Next, spend time working on your accuracy with water-balloon target practice. You can, of course, create simple bull’s-eyes to attach to the back wall of the church. Make it even more fun by putting a bull's-eye on each volunteer to wear or hold as moving targets.
If you have some wide-open space, break out the water balloon hole-in-one competition. For this, you’ll need a couple of hula hoops and water-balloon sling shots. After dividing into groups of four or five, give someone the hula hoop and the rest of the team water balloons and slingshots. The goal is for the hula hoopers and the sling shooters to work together to get the water balloons through the hoops and on to the other side of the field.
Water-balloon partner relays are always a ton of fun. Divide the students into a couple of teams and have them carry a water balloon to the far side of a field and back. The twist is that each balloon must be carried by two students — each with a single hand on the balloon at all times.
4. Legal Graffiti Party
Let’s be honest, if it weren’t a crime, we’d all like to get creative with some paint on the side of a building. Don’t worry; we’re not advocating having teens tag your church. Rather, give them a way to channel that creativity without destroying church property.
If you have a nice big wall on your church, cover it with something paintable. A billboard printer in your town might donate a used billboard. Turn the printed side to face the building, and you have a huge, beautiful white canvas.
Next, invite students to bring whatever spare paint their families have at home. Order a bunch of foam brushes and let the youth have a blast. If you don’t have the wall or are afraid of what might happen if you affix your graffiti canvas to part of the church, do the same thing with the “canvas” laid on the ground in the parking lot.
Be sure to involve your community of artists so they can help you make the event extra-creative.
5. Fall Fireworks
We usually only think of fireworks around Independence Day and New Year’s Day. Having an autumn fireworks display is fun and will be appreciated by your local fireworks retailer. They might even give you an off-season discount! The event is simple. Make sure you know when the sun is going down and schedule your fireworks extravaganza. Appoint safety-conscious parents to light the fireworks (splitting it into two locations helps speed up the display) and have a blast. Since you’re doing this in the off season, it wouldn’t hurt to give your local fire department a heads up. They may even want to watch the show!

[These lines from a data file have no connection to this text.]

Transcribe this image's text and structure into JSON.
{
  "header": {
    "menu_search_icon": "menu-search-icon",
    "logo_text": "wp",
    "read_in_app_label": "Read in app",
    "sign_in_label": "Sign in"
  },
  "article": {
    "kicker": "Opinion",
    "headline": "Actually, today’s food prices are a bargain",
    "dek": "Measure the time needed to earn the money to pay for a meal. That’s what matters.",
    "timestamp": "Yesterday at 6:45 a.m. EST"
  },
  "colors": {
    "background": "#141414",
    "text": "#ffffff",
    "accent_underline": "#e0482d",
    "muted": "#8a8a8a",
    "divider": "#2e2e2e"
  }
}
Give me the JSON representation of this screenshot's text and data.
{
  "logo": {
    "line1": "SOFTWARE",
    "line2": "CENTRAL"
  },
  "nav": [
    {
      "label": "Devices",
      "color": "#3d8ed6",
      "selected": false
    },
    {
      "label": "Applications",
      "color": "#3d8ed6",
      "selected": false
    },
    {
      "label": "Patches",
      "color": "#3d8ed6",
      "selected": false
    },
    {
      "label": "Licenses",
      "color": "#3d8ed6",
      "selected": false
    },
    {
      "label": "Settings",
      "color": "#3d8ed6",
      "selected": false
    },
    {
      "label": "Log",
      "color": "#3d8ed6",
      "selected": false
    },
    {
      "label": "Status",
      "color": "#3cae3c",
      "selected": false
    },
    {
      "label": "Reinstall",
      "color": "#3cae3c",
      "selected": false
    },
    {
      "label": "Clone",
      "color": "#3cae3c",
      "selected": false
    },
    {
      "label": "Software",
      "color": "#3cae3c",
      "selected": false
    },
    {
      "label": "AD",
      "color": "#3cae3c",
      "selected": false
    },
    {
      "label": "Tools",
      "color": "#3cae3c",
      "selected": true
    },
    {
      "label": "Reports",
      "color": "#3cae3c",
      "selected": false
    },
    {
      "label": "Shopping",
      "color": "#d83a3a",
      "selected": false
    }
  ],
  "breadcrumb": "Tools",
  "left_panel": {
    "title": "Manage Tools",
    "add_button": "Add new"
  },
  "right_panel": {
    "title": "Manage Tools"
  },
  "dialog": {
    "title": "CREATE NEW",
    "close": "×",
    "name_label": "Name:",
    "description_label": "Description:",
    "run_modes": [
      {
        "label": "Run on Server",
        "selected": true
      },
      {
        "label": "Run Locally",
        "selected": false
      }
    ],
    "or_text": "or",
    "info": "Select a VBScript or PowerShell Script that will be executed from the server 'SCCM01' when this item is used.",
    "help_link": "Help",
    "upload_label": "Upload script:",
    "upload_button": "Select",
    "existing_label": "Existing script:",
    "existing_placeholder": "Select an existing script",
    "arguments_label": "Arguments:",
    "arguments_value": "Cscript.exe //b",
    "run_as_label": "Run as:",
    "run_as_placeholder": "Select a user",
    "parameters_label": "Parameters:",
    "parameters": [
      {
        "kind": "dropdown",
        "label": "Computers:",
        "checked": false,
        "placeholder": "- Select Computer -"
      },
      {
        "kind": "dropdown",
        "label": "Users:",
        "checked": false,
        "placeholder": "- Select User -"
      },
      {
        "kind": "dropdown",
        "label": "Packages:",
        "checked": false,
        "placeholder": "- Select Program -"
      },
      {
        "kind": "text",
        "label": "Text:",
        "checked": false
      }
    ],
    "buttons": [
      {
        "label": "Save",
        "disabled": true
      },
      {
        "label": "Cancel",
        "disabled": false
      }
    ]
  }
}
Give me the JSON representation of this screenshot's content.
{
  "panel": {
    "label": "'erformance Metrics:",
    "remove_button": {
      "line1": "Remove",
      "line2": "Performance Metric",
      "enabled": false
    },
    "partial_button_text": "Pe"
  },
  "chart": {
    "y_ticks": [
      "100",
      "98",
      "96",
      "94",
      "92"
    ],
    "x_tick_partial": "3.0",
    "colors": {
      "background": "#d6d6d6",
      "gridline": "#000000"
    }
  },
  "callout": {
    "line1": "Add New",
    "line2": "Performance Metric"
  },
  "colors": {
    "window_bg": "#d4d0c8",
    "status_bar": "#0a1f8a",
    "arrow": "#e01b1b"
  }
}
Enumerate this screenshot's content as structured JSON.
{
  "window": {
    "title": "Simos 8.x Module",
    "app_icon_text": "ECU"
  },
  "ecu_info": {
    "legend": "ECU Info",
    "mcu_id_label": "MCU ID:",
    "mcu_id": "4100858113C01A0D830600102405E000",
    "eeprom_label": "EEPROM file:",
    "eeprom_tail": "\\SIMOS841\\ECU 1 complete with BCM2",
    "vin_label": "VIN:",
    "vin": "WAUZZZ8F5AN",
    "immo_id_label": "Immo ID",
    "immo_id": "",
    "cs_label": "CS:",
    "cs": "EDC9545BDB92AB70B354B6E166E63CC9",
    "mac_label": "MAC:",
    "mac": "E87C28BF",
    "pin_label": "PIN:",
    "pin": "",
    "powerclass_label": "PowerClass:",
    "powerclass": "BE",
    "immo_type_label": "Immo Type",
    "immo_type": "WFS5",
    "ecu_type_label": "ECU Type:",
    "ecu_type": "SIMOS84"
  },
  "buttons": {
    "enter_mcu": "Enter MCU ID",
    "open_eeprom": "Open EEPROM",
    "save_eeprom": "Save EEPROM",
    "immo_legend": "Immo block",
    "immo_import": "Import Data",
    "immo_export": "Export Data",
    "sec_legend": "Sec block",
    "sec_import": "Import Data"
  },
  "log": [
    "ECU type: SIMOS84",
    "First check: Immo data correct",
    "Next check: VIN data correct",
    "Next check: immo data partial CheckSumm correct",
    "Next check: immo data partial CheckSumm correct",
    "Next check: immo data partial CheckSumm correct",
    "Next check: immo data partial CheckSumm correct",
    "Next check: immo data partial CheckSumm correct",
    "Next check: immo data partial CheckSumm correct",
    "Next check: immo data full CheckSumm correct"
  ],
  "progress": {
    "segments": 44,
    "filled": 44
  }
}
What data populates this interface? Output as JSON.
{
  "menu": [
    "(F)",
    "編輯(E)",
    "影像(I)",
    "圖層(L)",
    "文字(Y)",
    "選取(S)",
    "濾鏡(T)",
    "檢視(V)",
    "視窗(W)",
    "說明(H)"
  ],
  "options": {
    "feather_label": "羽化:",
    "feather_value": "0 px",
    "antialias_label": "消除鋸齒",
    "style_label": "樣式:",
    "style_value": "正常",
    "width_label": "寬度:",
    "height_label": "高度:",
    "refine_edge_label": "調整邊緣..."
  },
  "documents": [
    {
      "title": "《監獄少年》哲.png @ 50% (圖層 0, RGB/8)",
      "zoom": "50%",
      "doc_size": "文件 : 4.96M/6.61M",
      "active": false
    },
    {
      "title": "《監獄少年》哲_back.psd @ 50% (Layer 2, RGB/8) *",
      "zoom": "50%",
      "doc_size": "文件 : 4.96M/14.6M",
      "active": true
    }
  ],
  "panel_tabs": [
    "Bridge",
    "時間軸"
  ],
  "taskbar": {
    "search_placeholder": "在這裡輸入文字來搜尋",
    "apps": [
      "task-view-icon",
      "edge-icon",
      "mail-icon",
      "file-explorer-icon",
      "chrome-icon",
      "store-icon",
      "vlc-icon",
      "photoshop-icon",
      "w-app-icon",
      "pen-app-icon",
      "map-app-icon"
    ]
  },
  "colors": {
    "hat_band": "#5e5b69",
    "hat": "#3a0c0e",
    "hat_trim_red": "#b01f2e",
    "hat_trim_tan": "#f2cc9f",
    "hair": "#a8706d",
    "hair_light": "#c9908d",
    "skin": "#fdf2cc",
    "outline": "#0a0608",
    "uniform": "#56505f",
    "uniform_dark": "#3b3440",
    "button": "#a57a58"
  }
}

Be sure to check state laws on displaying fireworks. You may need to obey certain regulations, get a permit or buy special public safety insurance for a one-off event.
Whether you choose to get messy, shoot fireworks or all of the above, we hope this will help you reach out to the students in your area. As the day approaches, encourage your volunteers to introduce themselves to students. Take a moment to tell everyone how much Jesus and your church loves them, and invite them to return to become part of your fun-loving community of Christ followers.
When Jeremy and his wife are not playing with their four children, he oversees youth and college ministries and leads the evening worship service at Christ UMC in Mobile, Al. Jeremy is an author of several books and resources that you can find at JeremyWords.com or follow him on Twitter!